“When I first came here, no one mentioned a word to me about Nick. I didn’t know who the [heck] he was. No one had him on that depth chart,” Tortorella said. “He was gonna be a guy where we said he’ll fight and he’s a hard-nosed guy. He wasn’t penciled in by any means, and I think, it’s been our best pair” with Walker.


Tyson Foerster returned to practice Monday in a non-contact jersey and participated in the first half of the session. The forward has missed three games with a lower-body injury.

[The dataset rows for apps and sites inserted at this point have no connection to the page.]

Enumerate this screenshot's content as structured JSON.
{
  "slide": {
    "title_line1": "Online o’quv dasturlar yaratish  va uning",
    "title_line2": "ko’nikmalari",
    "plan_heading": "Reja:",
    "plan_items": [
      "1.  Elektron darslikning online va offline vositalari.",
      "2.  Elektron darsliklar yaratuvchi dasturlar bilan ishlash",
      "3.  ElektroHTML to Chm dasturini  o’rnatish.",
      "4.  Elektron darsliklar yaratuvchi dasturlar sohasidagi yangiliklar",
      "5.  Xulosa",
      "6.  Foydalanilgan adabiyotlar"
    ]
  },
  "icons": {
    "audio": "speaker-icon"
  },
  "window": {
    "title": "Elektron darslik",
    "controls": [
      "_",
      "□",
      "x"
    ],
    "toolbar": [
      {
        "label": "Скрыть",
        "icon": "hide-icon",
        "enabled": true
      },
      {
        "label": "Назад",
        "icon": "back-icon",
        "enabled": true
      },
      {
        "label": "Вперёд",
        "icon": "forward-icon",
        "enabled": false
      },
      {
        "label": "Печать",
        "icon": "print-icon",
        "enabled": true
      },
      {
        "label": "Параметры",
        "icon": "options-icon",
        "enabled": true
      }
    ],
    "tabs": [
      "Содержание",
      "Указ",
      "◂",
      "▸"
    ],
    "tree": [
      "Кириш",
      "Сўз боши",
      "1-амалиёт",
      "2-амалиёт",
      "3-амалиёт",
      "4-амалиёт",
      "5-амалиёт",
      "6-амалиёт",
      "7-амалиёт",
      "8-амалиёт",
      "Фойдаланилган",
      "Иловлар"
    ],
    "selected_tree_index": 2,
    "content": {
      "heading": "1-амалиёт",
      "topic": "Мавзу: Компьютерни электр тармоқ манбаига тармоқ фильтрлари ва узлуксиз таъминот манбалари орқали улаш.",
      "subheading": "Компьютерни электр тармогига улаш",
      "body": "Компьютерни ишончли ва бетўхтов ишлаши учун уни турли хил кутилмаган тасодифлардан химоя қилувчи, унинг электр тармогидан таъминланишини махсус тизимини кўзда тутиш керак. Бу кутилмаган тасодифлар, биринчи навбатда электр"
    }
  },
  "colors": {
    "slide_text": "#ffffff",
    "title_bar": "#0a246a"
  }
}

Tortorella said Foerster “will play when he’s ready to play” and listed him as day-to-day. … Rasmus Ristolainen, who has missed three games with an upper-body injury, did not practice. As of Feb. 14, the team did not have a timetable for his return. … The Flyers next play Wednesday at Chicago (7:30 p.m., TNT).